[RECORDS PROVIDED Boundary: Start]

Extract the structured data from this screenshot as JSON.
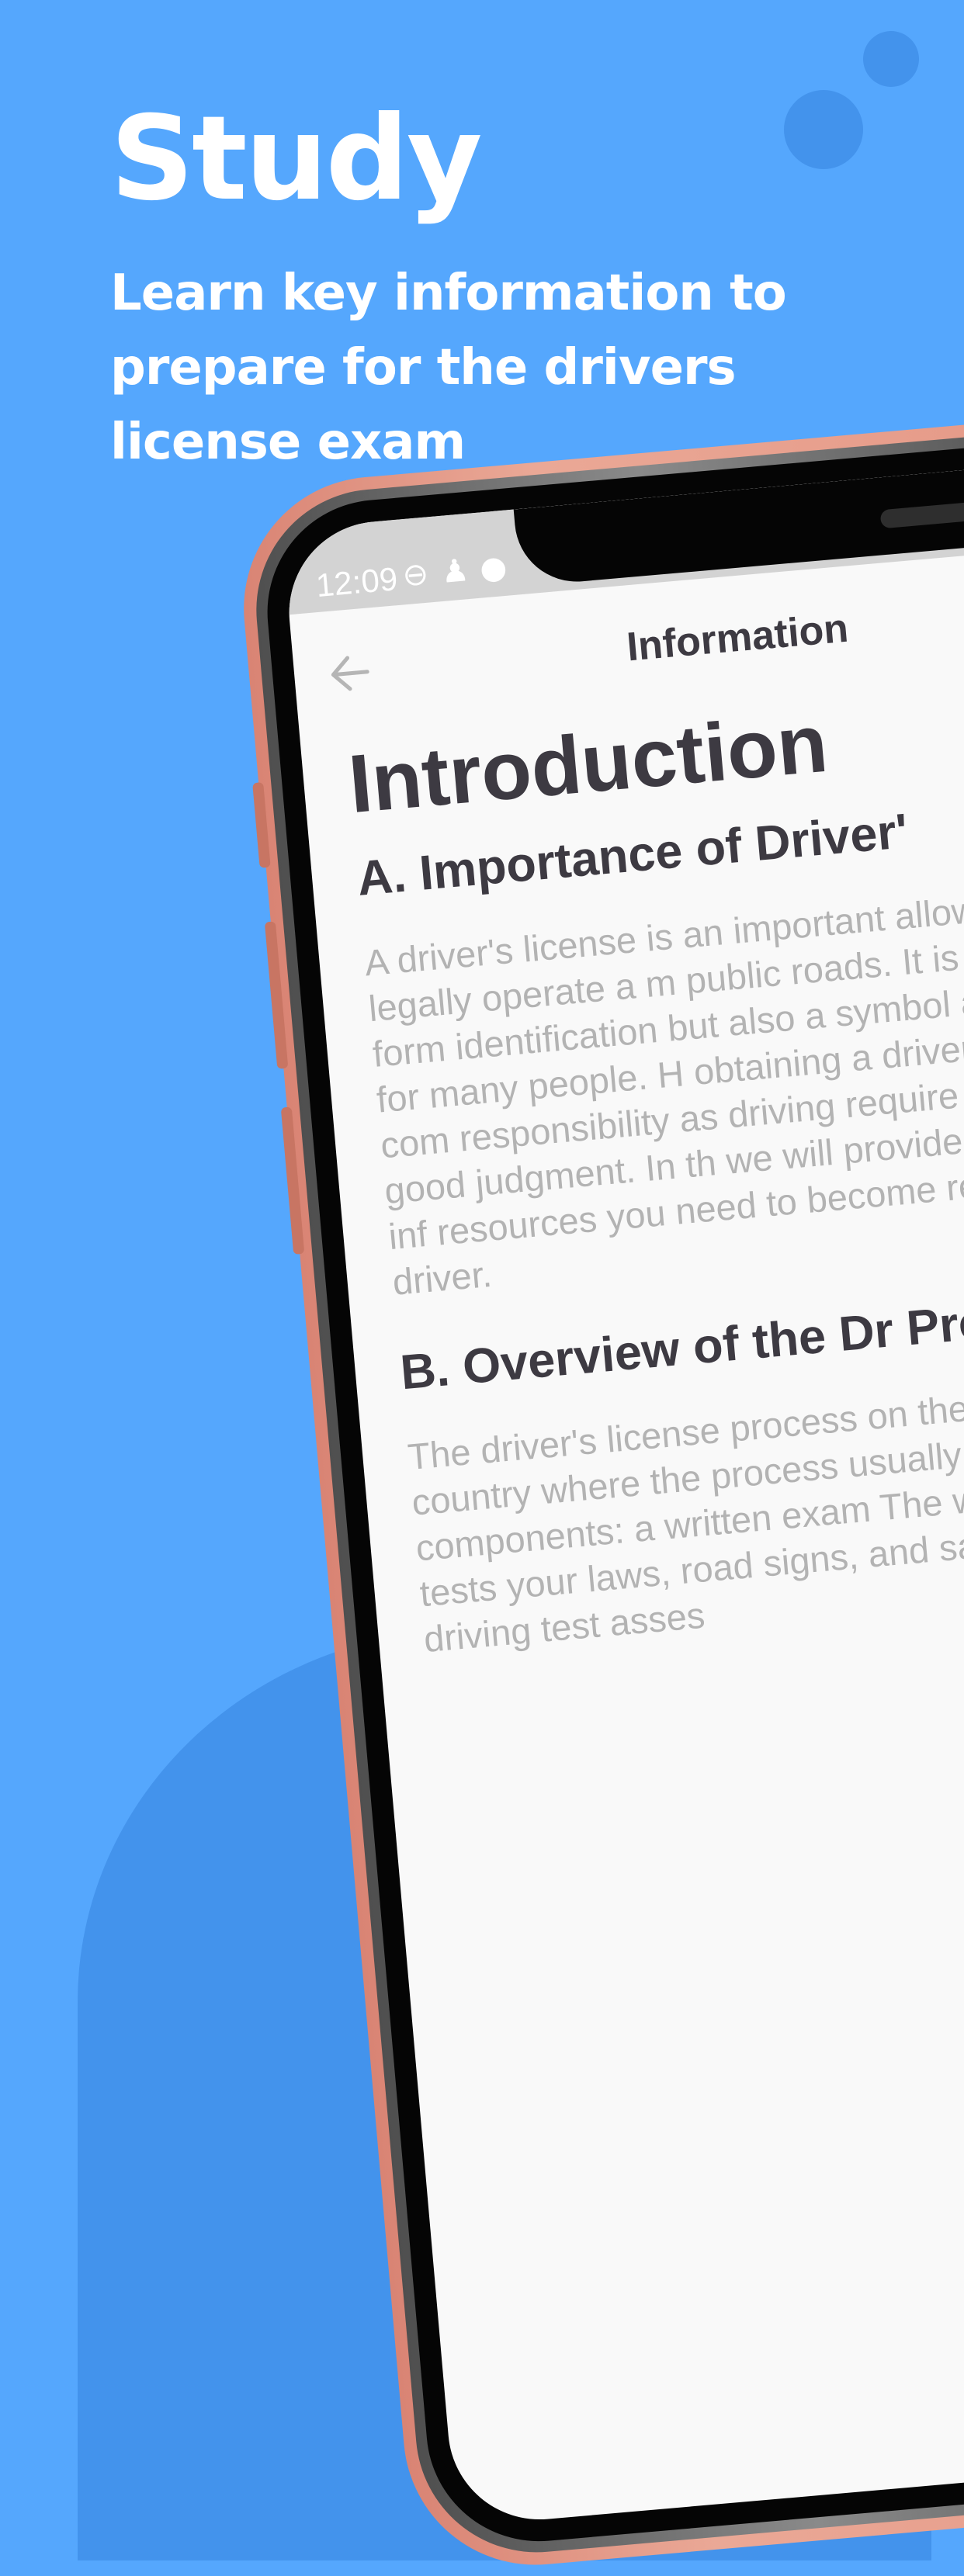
{
  "promo": {
    "title": "Study",
    "subtitle": "Learn key information to prepare for the drivers license exam"
  },
  "status_bar": {
    "time": "12:09",
    "icons": [
      "do-not-disturb-icon",
      "snapchat-icon",
      "notification-icon"
    ]
  },
  "app_bar": {
    "back_icon": "arrow-left-icon",
    "title": "Information"
  },
  "article": {
    "heading": "Introduction",
    "sections": [
      {
        "title": "A. Importance of Driver'",
        "body": "A driver's license is an important allows you to legally operate a m public roads. It is not only a form identification but also a symbol and freedom for many people. H obtaining a driver's license com responsibility as driving require skills, and good judgment. In th we will provide you with the inf resources you need to become responsible driver."
      },
      {
        "title": "B. Overview of the Dr Process",
        "body": "The driver's license process on the state or country where the process usually involves components: a written exam The written exam tests your laws, road signs, and safe d while the driving test asses"
      }
    ]
  },
  "colors": {
    "background": "#55a7fd",
    "decoration": "#4393ec",
    "phone_frame": "#e49482",
    "heading_text": "#3d3a42",
    "body_text": "#b3b3b3"
  }
}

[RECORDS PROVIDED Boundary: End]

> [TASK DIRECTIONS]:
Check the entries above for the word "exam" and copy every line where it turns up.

> [YOUR SOLUTION]:
    "subtitle": "Learn key information to prepare for the drivers license exam"
        "body": "The driver's license process on the state or country where the process usually involves components: a written exam The written exam tests your laws, road signs, and safe d while the driving test asses"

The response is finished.